Governor Mike DeWine said Tuesday that the next group that will be eligible to receive vaccines in Phase 1B of the state vaccination program will be people 65 and older, which make up more than 90 percent of the state’s reported COVID-19 deaths.

Also included in the vaccine’s second phase, which the state health department hopes to begin by mid-January, will be those living with severe congenital, developmental or early-onset medical disorders

The latest state risk level map update showed that no counties were in Purple Level 4, the state’s highest risk level in Ohio’s COVID-19 advisory system, as of Thursday, with Richland County in northern Ohio being downgraded to Red Level 3 last week.

The map showed every county in Ohio at Red Level 3 status except for the Appalachian counties of Hocking, Vinton, Gallia and Monroe, which are at Orange Level 2.

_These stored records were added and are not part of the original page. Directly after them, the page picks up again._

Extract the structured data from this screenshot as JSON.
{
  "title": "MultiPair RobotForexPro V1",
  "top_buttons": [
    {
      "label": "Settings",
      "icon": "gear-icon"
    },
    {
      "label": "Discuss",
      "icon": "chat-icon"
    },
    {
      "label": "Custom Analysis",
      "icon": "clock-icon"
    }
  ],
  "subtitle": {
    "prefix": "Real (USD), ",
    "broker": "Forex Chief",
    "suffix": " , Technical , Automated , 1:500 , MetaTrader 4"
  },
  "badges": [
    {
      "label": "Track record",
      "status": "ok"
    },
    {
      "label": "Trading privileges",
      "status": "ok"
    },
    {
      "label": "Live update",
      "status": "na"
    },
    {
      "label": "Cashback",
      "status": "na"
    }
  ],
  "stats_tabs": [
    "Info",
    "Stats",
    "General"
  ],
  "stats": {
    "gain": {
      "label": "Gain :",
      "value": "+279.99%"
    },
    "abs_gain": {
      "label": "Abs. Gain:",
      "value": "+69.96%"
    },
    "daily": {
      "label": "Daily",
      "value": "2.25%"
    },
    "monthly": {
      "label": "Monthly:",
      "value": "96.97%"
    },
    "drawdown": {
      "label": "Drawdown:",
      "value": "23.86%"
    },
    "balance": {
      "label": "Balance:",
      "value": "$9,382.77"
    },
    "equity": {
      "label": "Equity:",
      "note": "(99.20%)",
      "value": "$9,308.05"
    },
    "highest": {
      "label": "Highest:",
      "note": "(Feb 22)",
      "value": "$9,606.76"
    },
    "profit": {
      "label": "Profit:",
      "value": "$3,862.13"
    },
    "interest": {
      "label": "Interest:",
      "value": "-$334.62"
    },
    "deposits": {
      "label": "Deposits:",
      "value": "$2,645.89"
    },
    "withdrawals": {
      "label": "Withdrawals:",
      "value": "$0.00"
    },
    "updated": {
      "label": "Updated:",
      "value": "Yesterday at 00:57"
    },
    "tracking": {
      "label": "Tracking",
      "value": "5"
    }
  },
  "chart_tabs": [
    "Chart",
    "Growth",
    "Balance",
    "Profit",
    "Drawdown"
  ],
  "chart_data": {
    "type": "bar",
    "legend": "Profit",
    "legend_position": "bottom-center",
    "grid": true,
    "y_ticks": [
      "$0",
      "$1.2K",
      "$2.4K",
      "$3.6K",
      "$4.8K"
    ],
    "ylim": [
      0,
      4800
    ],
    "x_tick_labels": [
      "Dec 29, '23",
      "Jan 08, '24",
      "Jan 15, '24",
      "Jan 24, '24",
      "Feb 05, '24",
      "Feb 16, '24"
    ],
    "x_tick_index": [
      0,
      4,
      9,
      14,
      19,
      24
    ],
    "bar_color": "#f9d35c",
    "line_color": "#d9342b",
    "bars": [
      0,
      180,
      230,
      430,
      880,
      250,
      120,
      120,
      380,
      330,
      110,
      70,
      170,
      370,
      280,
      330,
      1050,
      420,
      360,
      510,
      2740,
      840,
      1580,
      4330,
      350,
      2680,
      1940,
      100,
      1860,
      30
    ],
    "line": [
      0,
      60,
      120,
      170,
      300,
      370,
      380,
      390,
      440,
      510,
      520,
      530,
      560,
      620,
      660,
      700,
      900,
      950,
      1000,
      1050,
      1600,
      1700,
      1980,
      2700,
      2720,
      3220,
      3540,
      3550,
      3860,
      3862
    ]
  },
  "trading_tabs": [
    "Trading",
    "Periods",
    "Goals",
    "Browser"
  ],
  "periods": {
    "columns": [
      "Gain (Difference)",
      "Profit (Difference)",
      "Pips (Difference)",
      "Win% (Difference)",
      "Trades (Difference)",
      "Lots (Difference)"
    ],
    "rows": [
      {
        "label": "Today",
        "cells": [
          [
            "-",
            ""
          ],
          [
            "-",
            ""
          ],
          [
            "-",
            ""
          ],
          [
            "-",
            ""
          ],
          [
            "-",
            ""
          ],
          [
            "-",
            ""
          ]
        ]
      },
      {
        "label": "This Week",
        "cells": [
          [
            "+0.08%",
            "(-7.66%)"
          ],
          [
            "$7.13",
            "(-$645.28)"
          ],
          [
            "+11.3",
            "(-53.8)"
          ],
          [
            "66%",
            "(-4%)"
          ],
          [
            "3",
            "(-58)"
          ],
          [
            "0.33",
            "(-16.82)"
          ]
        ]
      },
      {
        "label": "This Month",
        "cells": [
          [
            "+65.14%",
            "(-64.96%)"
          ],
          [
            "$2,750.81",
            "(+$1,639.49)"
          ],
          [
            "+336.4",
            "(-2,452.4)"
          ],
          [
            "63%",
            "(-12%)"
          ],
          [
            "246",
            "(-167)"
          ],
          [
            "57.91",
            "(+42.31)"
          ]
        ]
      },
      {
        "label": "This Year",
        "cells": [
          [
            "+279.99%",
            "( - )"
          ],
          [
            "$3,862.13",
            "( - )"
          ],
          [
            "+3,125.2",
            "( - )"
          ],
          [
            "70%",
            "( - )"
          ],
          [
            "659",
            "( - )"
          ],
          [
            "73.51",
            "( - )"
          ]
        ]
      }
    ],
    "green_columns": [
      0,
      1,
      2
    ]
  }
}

The ODH dashboard for school infections Thursday:

• Bright Local reported no new student or staff cases with the district’s numbers holding at 11 total student and three total staff cases.

• Fairfield Local reported one new student case, bringing its total of student cases to 15 combined with nine cumulative staff cases, and no new staff cases reported.

• Greenfield Exempted reported no new student or staff cases, with its numbers remaining at 23 and 19 cumulative cases for students and staff, respectively.

• Hillsboro Christian Academy reported no new student or staff cases in its preschool, with one total student case and four total staff cases. The dashboard showed its private school with no new student or staff cases, with the private school COVID-19 numbers still holding at one student and six staff cases cumulatively.

• Hillsboro City Schools reported seven additional student cases and 10 new staff cases, bringing the district’s total student cases to 28 and staff cases to 22.

• Lynchburg-Clay schools reported five new student cases and a single staff case, bringing its cumulative case totals to 21 student and 12 staff cases.

• St. Mary Catholic preschool and private school, along with Stonewall Academy private school, both reported no student or staff cases.

As of Monday, the Centers for Disease Control and Prevention said that nearly 2 million Americans had received the first dose of either the Pfizer or Moderna two-dose COVID-19 vaccine, with nearly 10 million doses having been distributed to states.

The companies reported their vaccines were roughly 95 percent effective.

Reach Tim Colliver at 937-402-2571.

This graphic from the Ohio Department of Health illustrates plans for Phase 1B of the state’s vaccination campaign, which Gov. Mike DeWine said he hoped could be rolled out in mid-January.
https://www.timesgazette.com/wp-content/uploads/sites/33/2020/12/web1_Phase-1B-graphic.jpgThis graphic from the Ohio Department of Health illustrates plans for Phase 1B of the state’s vaccination campaign, which Gov. Mike DeWine said he hoped could be rolled out in mid-January. Ohio Department of Health graphic

This shows Monday’s COVID-19 update from the Highland County Health Department.
https://www.timesgazette.com/wp-content/uploads/sites/33/2020/12/web1_Local-COVID-totals-28-Dec.jpgThis shows Monday’s COVID-19 update from the Highland County Health Department. Highland County Health Department graphic
Fauci warns nation at ‘a critical place’

By Tim Colliver

tcolliver@aimmediamidwest.com